### [Aim of the exercise]
With the pictures left out, write every entry down exactly.

### [Supplied material]
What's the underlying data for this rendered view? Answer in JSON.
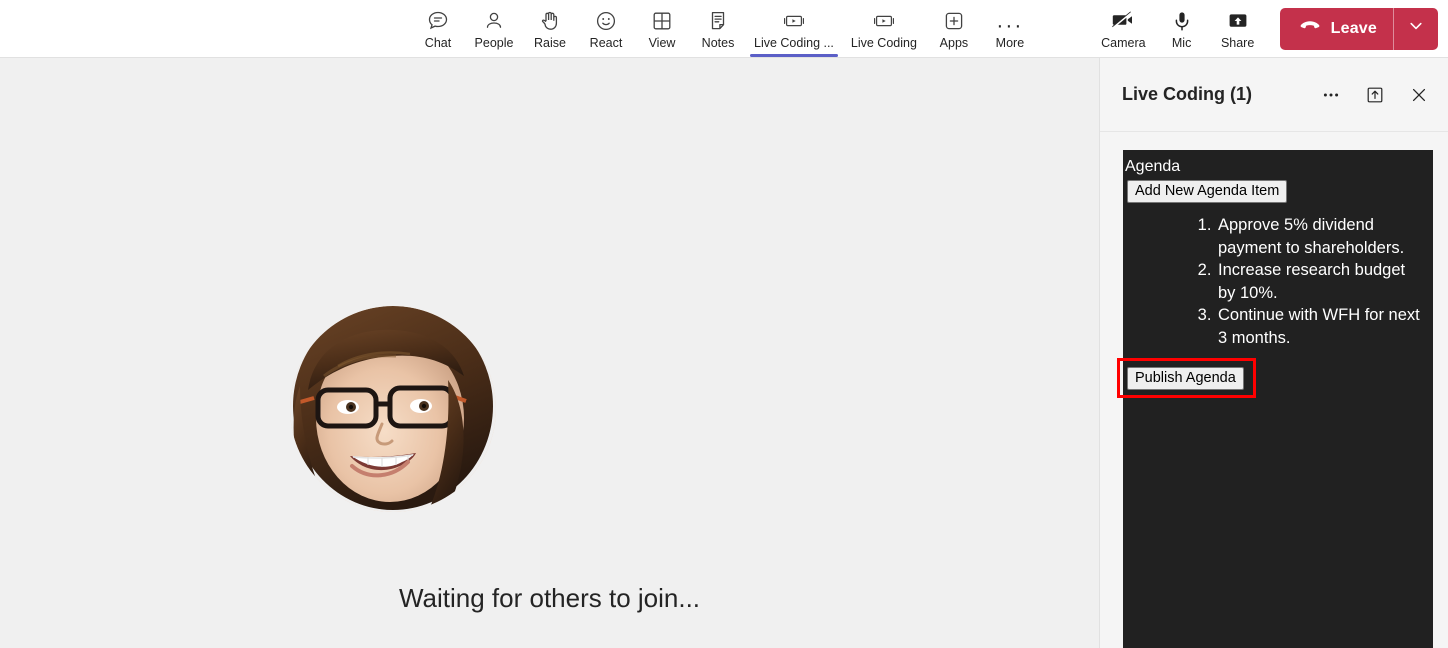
{
  "toolbar": {
    "items": [
      {
        "label": "Chat",
        "icon": "chat-icon",
        "active": false
      },
      {
        "label": "People",
        "icon": "people-icon",
        "active": false
      },
      {
        "label": "Raise",
        "icon": "raise-hand-icon",
        "active": false
      },
      {
        "label": "React",
        "icon": "react-smiley-icon",
        "active": false
      },
      {
        "label": "View",
        "icon": "view-grid-icon",
        "active": false
      },
      {
        "label": "Notes",
        "icon": "notes-icon",
        "active": false
      },
      {
        "label": "Live Coding ...",
        "icon": "live-coding-app-icon",
        "active": true
      },
      {
        "label": "Live Coding",
        "icon": "live-coding-app-icon",
        "active": false
      },
      {
        "label": "Apps",
        "icon": "plus-square-icon",
        "active": false
      },
      {
        "label": "More",
        "icon": "more-ellipsis-icon",
        "active": false
      }
    ],
    "right_items": [
      {
        "label": "Camera",
        "icon": "camera-off-icon"
      },
      {
        "label": "Mic",
        "icon": "microphone-icon"
      },
      {
        "label": "Share",
        "icon": "share-up-arrow-icon"
      }
    ],
    "leave": {
      "label": "Leave",
      "icon": "hangup-phone-icon",
      "chevron_icon": "chevron-down-icon",
      "color": "#c4314b"
    },
    "active_underline_color": "#5b5fc7"
  },
  "stage": {
    "status_text": "Waiting for others to join...",
    "avatar_name": "participant-avatar",
    "background": "#f0f0f0"
  },
  "panel": {
    "title": "Live Coding (1)",
    "actions": [
      {
        "name": "more-options-icon",
        "glyph": "···"
      },
      {
        "name": "popout-icon",
        "glyph": "↑"
      },
      {
        "name": "close-icon",
        "glyph": "×"
      }
    ],
    "app": {
      "background": "#212121",
      "heading": "Agenda",
      "add_button_label": "Add New Agenda Item",
      "agenda_items": [
        "Approve 5% dividend payment to shareholders.",
        "Increase research budget by 10%.",
        "Continue with WFH for next 3 months."
      ],
      "publish_button_label": "Publish Agenda"
    }
  },
  "annotation": {
    "name": "publish-agenda-highlight",
    "color": "#ff0000",
    "target": "Publish Agenda"
  }
}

### [Task answer]
What's the underlying data for this rendered view? Answer in JSON.
{
  "toolbar": {
    "items": [
      {
        "label": "Chat",
        "icon": "chat-icon",
        "active": false
      },
      {
        "label": "People",
        "icon": "people-icon",
        "active": false
      },
      {
        "label": "Raise",
        "icon": "raise-hand-icon",
        "active": false
      },
      {
        "label": "React",
        "icon": "react-smiley-icon",
        "active": false
      },
      {
        "label": "View",
        "icon": "view-grid-icon",
        "active": false
      },
      {
        "label": "Notes",
        "icon": "notes-icon",
        "active": false
      },
      {
        "label": "Live Coding ...",
        "icon": "live-coding-app-icon",
        "active": true
      },
      {
        "label": "Live Coding",
        "icon": "live-coding-app-icon",
        "active": false
      },
      {
        "label": "Apps",
        "icon": "plus-square-icon",
        "active": false
      },
      {
        "label": "More",
        "icon": "more-ellipsis-icon",
        "active": false
      }
    ],
    "right_items": [
      {
        "label": "Camera",
        "icon": "camera-off-icon"
      },
      {
        "label": "Mic",
        "icon": "microphone-icon"
      },
      {
        "label": "Share",
        "icon": "share-up-arrow-icon"
      }
    ],
    "leave": {
      "label": "Leave",
      "icon": "hangup-phone-icon",
      "chevron_icon": "chevron-down-icon",
      "color": "#c4314b"
    },
    "active_underline_color": "#5b5fc7"
  },
  "stage": {
    "status_text": "Waiting for others to join...",
    "avatar_name": "participant-avatar",
    "background": "#f0f0f0"
  },
  "panel": {
    "title": "Live Coding (1)",
    "actions": [
      {
        "name": "more-options-icon",
        "glyph": "···"
      },
      {
        "name": "popout-icon",
        "glyph": "↑"
      },
      {
        "name": "close-icon",
        "glyph": "×"
      }
    ],
    "app": {
      "background": "#212121",
      "heading": "Agenda",
      "add_button_label": "Add New Agenda Item",
      "agenda_items": [
        "Approve 5% dividend payment to shareholders.",
        "Increase research budget by 10%.",
        "Continue with WFH for next 3 months."
      ],
      "publish_button_label": "Publish Agenda"
    }
  },
  "annotation": {
    "name": "publish-agenda-highlight",
    "color": "#ff0000",
    "target": "Publish Agenda"
  }
}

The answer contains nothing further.